Sleep Paralysis

Have you ever tried moving your body at night but you could not do it? Doctors call this condition sleep paralysis. Your brain may be conscious, but your body remains inactive. In the past, many people associated this condition with night demons. It may be a terrifying experience, but it is not demonic.

Sleep paralysis may not necessarily be a sign of an underlying condition. It may signify that your body is not having enough rest. Sleep is divided into different stages, and sleep paralysis symbolizes that your body is not going through the sleep cycle as it should. In this case, the body passes some stages between sleep and wakefulness. We will help you understand the condition better and tell you how you can manage it. Read on!

How does sleep paralysis occur?

sleep paralysis occur

The condition can occur twice within one night. It may happen when you are trying to fall asleep or when you are preparing to wake up. The first phase is called predormital sleep paralysis while the second is known as postdormital sleep paralysis. When you are preparing to sleep, the body tends to relax, and you start getting less aware. If you continue remaining aware while trying to fall asleep, you may be unable to speak or move, leading to predormital sleep paralysis.

Postdormital paralysis occurs at the wee hours of the morning. As you sleep, the body transitions between the non-rapid eye movement and rapid eye movement. A complete cycle between the two should last for one and a half hours. Non-rapid eye movement is the first to occur, and it takes up most of your sleep time.

The end of NREM marks the beginning of REM which causes your eyes to move and dreams to occur. At this point, your body is still relaxing, and the muscles are turned off. Becoming aware before the end of the REM cycle is what causes postdormital paralysis. It may also hinder body movement.

Different factors can trigger the condition such as the lack of sleep, inconsistent sleep schedules, and a wrong sleep position. Mental conditions like bipolar disorder or stress may also aggregate sleep paralysis. It may come as a result of poor lifestyle choices such as substance abuse.

Some medication including those used to treat ADHD can also cause sleep paralysis. The symptoms may be different in individuals, but you may experience decreased heart rate, a sense of suffocation, fear or hallucinations.

How can you manage it?

Though sleep paralysis can seem scary, it is not a dangerous condition. It only needs some lifestyle changes and better sleep habits to minimize the occurrences. Start with the following tips

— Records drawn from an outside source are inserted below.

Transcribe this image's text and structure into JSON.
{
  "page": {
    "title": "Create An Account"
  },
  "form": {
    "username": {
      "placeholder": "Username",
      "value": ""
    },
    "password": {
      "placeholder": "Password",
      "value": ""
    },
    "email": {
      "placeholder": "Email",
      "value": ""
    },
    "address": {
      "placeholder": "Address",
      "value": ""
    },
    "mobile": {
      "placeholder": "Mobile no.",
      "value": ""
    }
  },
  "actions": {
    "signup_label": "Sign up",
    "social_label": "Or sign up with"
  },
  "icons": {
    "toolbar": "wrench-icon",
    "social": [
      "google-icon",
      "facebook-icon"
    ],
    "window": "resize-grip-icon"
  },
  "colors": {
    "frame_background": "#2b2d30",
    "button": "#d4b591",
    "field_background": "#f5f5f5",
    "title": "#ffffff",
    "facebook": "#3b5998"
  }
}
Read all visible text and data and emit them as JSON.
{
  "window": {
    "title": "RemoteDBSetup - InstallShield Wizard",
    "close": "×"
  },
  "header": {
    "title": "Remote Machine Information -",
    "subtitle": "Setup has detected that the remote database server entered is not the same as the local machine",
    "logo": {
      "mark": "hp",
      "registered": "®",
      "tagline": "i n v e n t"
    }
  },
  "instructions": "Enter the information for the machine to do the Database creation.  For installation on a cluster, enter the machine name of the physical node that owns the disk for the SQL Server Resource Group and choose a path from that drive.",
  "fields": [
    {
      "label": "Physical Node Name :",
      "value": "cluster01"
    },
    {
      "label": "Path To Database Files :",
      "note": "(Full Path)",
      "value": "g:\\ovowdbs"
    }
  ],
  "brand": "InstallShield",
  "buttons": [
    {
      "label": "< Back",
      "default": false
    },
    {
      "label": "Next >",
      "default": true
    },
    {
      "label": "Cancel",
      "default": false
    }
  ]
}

Sleep enough

Many are the times when we hear this advice but ignore it. Enough sleep can prevent you from experiencing sleep paralysis since your body can go through all the stages of sleep smoothly. Prioritize sleep over other things when it is time to rest and ensure you have at least 6 hours of rest without any disturbances.

Prepare the environment

Your bedroom should be in the best state for you to spend enough hours sleeping. Your sleep environment should be ready for you to focus on sleeping alone. A cool room that is well ventilated increases your comfort level while relaxing.

Get sleep accessories such as earplugs to block out any noise and make the room dim to prevent the penetration of light. Prevent yourself from tossing at night by getting a comfortable mattress from Simba mattress. The simple upgrades that you make in your bedroom could be the key to ending any symptoms of sleep paralysis.

Adjust your sleep position

Sleep researchers reveal that back sleeping increases the chances of getting sleep paralysis. This is because the tongue falls back on the throat leading to the blockage of air. Try side sleeping to prevent this from happening. If you are not used to the position, you can place a tennis ball on the back side of your nightgown to make it uncomfortable to lie on your back.

Avoid fighting it

Fighting back can worsen the condition. It also increases fear by stimulating your brain’s emotional center. Therefore, try to control your fear and don’t fight it until you can move. Relax and concentrate on your breathing as you move with the flow. Controlled breathing reduces the chances of experiencing chest pain and make it easy for you to wake up.

Maintain a sleep schedule

Make your body get used to the same routine every day so that you can sleep without problems when its time and wake up effortlessly. A routine helps you sleep better, and curbs sleep paralysis. Get the help of a sleep cue to keep you relaxed before bedtime. You can read an exciting book or practice meditation. Do not get upset if you have difficulties sleeping. Try writing any worries in a sleep journal.

Concentrate on body movement

Though your whole body may not move during sleep paralysis, try moving some parts such as your fingers, tongue, and toes. It is such small movements that can help you break the paralysis so that you can move the rest of the body parts.

Try to clench your fist or move your toe. Focus on one body part and visualize it moving. Projecting body movement can help you deal with anxiety during sleep paralysis. You can also seek support from your sleep partner to help you during episodes.

Talk to your doctor

Visiting the doctor can help you rule out narcolepsy which sometimes causes sleep paralysis. This comes with extreme fatigue and drowsiness during the day. It may also affect your muscles and make them weak. A doctor can identify if it is the cause of your condition and address it accordingly. They recognize narcolepsy through conducting a sleep study on victims. Share your triggers with them to help them understand your condition. If you are going through depression or anxiety, the doctor can prescribe antidepressants which can control your sleep cycle.